Two weeks ago I was out running with my 4-legged BFF (George) a large, muscular 2-year-old Lab mix. Just as we were getting back to the house, I decided to show him I had another even faster gear he wasn’t aware of. He got very excited about that! So excited, in fact, he cut right in front of me at a full sprint on the pavement, and well… my feet didn’t downshift. At full speed, my entire body weight crashed shoulder-first onto the pavement. Ouch! My night would be spent in an E.D., which confirmed I had a profoundly separated shoulder (AC).
After visiting both the E.D. and an orthopedic specialist, I have received multiple emails from each with instructions on how to enroll in their patient portals. But the emails arrived while I was on pain meds, and when I didn’t need anything from the portal, so I have yet to log in. Based on the difficulty many hospitals are having attaining >5% View/Download/Transmit activity, it appears I’m in good company. The main question is, “Why aren’t patient portals seeing much action and are they the best way to meet the patient engagement goals of CMS?”
Many providers we work with tell us patient portal use (or rather non-use) is their greatest Meaningful Use challenge. They say the majority of patients either aren’t interested or don’t want to go through the rigors of enrollment. Some patients don’t have an email address and would rather skip the hassle of getting one for the sake of enrolling in the portal. Still others don’t have a computer and don’t care to learn how to access the portal from their smartphone.
In my case, it’s even worse. I work for a software vendor that has created and deployed scores of patient portals, and I completely see the value in them. Heck, back in 2007 when we began talking about building one, it was MY baby!
But other than enrolling in these portals for the sake of doing so, and viewing the report that says my shoulder is separated, what would I gain by logging in right away? I have no chronic illness. I’m not waiting on lab results. I don’t need a prescription refill – in fact I don’t take any medications on a regular basis. Signing up for a portal sounds good in theory, but in reality it requires intentional action on my part, and because life is busy, the portal falls down the priority queue.
From what I can tell, providers are doing the right things to engage patients. Hospitals have marketed their portals, distributed brochures, implemented additional staff for portal enrollment and even provided training. Overall, hospitals have put forth a great effort (at no small expense) to encourage portal usage.
So it bears asking, “Have we just completely missed the mark with patient portals?” Were we aiming at the wrong target all along, i.e., passive, website access to patient health records? Or were we (as the Daughtry song says) "shooting with broken arrows,” i.e., using the wrong “engagement” technology?
Probably a combination of both.
I believe that the better patient engagement strategy with today’s culture and technology is the use of smartphones and “push" technology to actively engage patients where they live, work, and play. All day long, smartphone users feel the familiar buzz of their device and read the notification of the moment. So why not feel that same buzz and see that you have a new report – click to view – and and take a few seconds to view it.

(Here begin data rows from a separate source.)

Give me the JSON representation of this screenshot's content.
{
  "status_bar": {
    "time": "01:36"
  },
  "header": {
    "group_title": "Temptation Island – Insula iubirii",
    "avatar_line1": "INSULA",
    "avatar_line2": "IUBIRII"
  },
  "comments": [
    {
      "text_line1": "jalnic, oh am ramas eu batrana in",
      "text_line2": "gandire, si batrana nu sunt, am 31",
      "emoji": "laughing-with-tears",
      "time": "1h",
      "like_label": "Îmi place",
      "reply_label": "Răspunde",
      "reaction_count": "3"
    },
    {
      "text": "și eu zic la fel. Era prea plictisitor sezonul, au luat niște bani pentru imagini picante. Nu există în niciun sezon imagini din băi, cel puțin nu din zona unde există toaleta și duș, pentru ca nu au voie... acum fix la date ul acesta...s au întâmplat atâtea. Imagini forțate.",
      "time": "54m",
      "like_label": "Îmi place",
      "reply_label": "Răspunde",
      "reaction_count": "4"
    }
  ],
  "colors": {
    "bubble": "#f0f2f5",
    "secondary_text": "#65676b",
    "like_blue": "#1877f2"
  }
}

All that might take a few seconds, integrated into your daily routine and still add a point on the scoreboard for VDT. This would only be scratching the surface in terms of how providers and patients can engage each other once this type communication becomes commonplace. More on that in a different post…
I can already hear the protests of, “But not everybody has a smartphone.” True enough. But north of 5% would be a great starting point, so why let perfection get in the way of much better. The Pew Research Center in a Dec 2014 survey found that 64% of Americans own smartphones (almost doubling since 2011) and ironically, a growing number rely on their smartphones for Internet access (hmmm… that part doesn’t work as well for portals).
This amazing multi-purpose device is rarely more than a meter from our physical bodies and has become integrated into our lifestyles. Through it we learn, socialize, record life, and communicate in a myriad of ways. It buzzes, and we respond. But if the answer is so obvious, why isn’t this the de facto patient engagement technology today, and will we ever get there?
I do believe the market is starting to figure this out. It shouldn’t take very long (months, not years) before we see a number of mobile, active patient engagement type applications that meet the spirit of Meaningful Use, but exceed today’s results.
Even incumbent portals, in order to keep market share, will likely offer companion products for those who want the push-type smartphone experience. I can tell you, a mobile application would have made a big difference in my case.
If for example, I had enrolled my mobile device during those four hours in the E.D., I would have done so out of boredom alone – or at least to take my mind off the pain. Today, I would have my imaging report, diagnosis and electronic discharge instructions in my pocket and available for the next provider. Instead, I guess I need to stop procrastinating, find those emails and figure out how to log in to those portals...